_Exercise goal_.
Reproduce each line of the material exactly as it reads.

____________________

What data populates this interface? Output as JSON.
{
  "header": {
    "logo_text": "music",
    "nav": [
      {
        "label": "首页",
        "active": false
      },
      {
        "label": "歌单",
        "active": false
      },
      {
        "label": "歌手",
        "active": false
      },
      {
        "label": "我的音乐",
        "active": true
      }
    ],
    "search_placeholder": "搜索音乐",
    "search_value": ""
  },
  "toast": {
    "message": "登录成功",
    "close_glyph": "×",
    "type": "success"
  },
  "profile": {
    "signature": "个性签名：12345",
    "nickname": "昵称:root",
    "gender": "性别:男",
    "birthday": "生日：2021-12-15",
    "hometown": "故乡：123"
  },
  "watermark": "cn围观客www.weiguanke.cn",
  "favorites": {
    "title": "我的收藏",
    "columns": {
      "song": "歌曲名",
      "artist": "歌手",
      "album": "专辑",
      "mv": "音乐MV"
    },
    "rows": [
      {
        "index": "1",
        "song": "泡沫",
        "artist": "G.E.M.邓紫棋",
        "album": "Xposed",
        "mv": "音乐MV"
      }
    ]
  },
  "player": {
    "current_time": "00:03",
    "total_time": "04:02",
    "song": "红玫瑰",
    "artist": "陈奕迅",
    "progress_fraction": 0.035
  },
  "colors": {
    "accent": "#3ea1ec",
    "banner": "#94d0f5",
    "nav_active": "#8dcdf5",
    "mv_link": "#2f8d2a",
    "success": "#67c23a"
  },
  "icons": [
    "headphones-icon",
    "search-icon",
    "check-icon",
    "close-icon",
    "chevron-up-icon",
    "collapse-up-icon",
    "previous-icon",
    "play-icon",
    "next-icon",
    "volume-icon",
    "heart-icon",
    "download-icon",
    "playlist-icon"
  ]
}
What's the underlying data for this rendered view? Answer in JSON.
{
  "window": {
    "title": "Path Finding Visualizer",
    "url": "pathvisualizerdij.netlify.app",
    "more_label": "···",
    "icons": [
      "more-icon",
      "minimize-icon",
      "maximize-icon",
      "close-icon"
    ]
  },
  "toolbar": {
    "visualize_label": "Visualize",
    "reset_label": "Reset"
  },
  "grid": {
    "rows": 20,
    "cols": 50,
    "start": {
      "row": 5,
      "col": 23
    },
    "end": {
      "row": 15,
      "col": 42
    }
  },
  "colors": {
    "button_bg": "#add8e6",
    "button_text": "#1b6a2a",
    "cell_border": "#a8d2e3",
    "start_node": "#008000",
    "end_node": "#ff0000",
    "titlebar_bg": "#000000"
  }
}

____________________

_Expected output_.
What data populates this interface? Output as JSON.
{
  "header": {
    "logo_text": "music",
    "nav": [
      {
        "label": "首页",
        "active": false
      },
      {
        "label": "歌单",
        "active": false
      },
      {
        "label": "歌手",
        "active": false
      },
      {
        "label": "我的音乐",
        "active": true
      }
    ],
    "search_placeholder": "搜索音乐",
    "search_value": ""
  },
  "toast": {
    "message": "登录成功",
    "close_glyph": "×",
    "type": "success"
  },
  "profile": {
    "signature": "个性签名：12345",
    "nickname": "昵称:root",
    "gender": "性别:男",
    "birthday": "生日：2021-12-15",
    "hometown": "故乡：123"
  },
  "watermark": "cn围观客www.weiguanke.cn",
  "favorites": {
    "title": "我的收藏",
    "columns": {
      "song": "歌曲名",
      "artist": "歌手",
      "album": "专辑",
      "mv": "音乐MV"
    },
    "rows": [
      {
        "index": "1",
        "song": "泡沫",
        "artist": "G.E.M.邓紫棋",
        "album": "Xposed",
        "mv": "音乐MV"
      }
    ]
  },
  "player": {
    "current_time": "00:03",
    "total_time": "04:02",
    "song": "红玫瑰",
    "artist": "陈奕迅",
    "progress_fraction": 0.035
  },
  "colors": {
    "accent": "#3ea1ec",
    "banner": "#94d0f5",
    "nav_active": "#8dcdf5",
    "mv_link": "#2f8d2a",
    "success": "#67c23a"
  },
  "icons": [
    "headphones-icon",
    "search-icon",
    "check-icon",
    "close-icon",
    "chevron-up-icon",
    "collapse-up-icon",
    "previous-icon",
    "play-icon",
    "next-icon",
    "volume-icon",
    "heart-icon",
    "download-icon",
    "playlist-icon"
  ]
}
What's the underlying data for this rendered view? Answer in JSON.
{
  "window": {
    "title": "Path Finding Visualizer",
    "url": "pathvisualizerdij.netlify.app",
    "more_label": "···",
    "icons": [
      "more-icon",
      "minimize-icon",
      "maximize-icon",
      "close-icon"
    ]
  },
  "toolbar": {
    "visualize_label": "Visualize",
    "reset_label": "Reset"
  },
  "grid": {
    "rows": 20,
    "cols": 50,
    "start": {
      "row": 5,
      "col": 23
    },
    "end": {
      "row": 15,
      "col": 42
    }
  },
  "colors": {
    "button_bg": "#add8e6",
    "button_text": "#1b6a2a",
    "cell_border": "#a8d2e3",
    "start_node": "#008000",
    "end_node": "#ff0000",
    "titlebar_bg": "#000000"
  }
}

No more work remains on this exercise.